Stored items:
------------------------------------------------------------
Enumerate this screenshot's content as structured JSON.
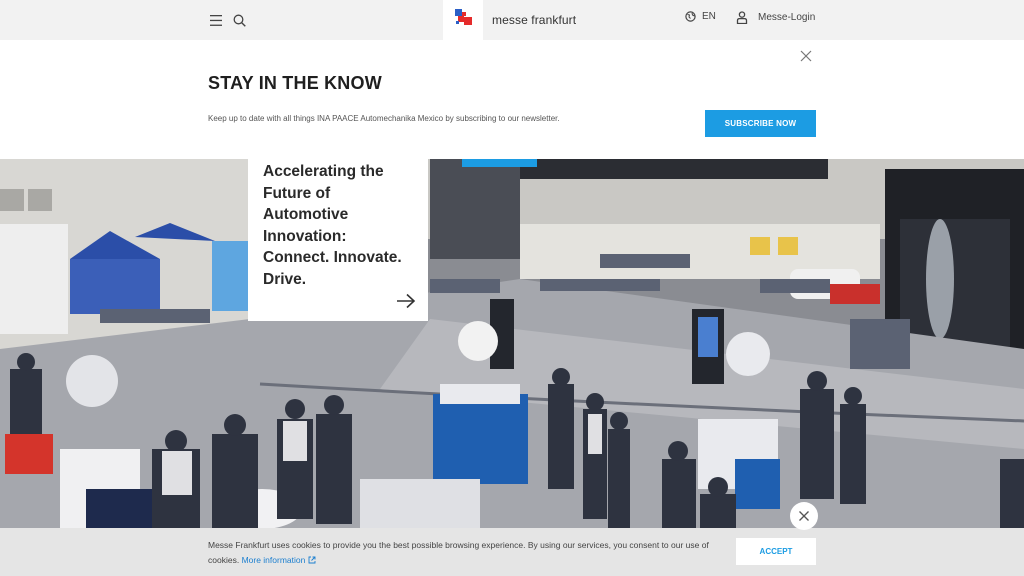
{
  "header": {
    "menu_icon": "hamburger-icon",
    "search_icon": "search-icon",
    "logo_text": "messe frankfurt",
    "language_label": "EN",
    "login_label": "Messe-Login"
  },
  "newsletter": {
    "title": "STAY IN THE KNOW",
    "text": "Keep up to date with all things INA PAACE Automechanika Mexico by subscribing to our newsletter.",
    "button_label": "SUBSCRIBE NOW"
  },
  "hero": {
    "headline": "Accelerating the\nFuture of\nAutomotive\nInnovation:\nConnect. Innovate.\nDrive."
  },
  "cookie": {
    "text": "Messe Frankfurt uses cookies to provide you the best possible browsing experience. By using our services, you consent to our use of cookies.",
    "link_label": "More information",
    "accept_label": "ACCEPT"
  },
  "colors": {
    "accent": "#1c9ce3",
    "header_bg": "#f2f2f2",
    "cookie_bg": "#e5e5e5"
  }
}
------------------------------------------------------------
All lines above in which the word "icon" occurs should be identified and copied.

    "menu_icon": "hamburger-icon",
    "search_icon": "search-icon",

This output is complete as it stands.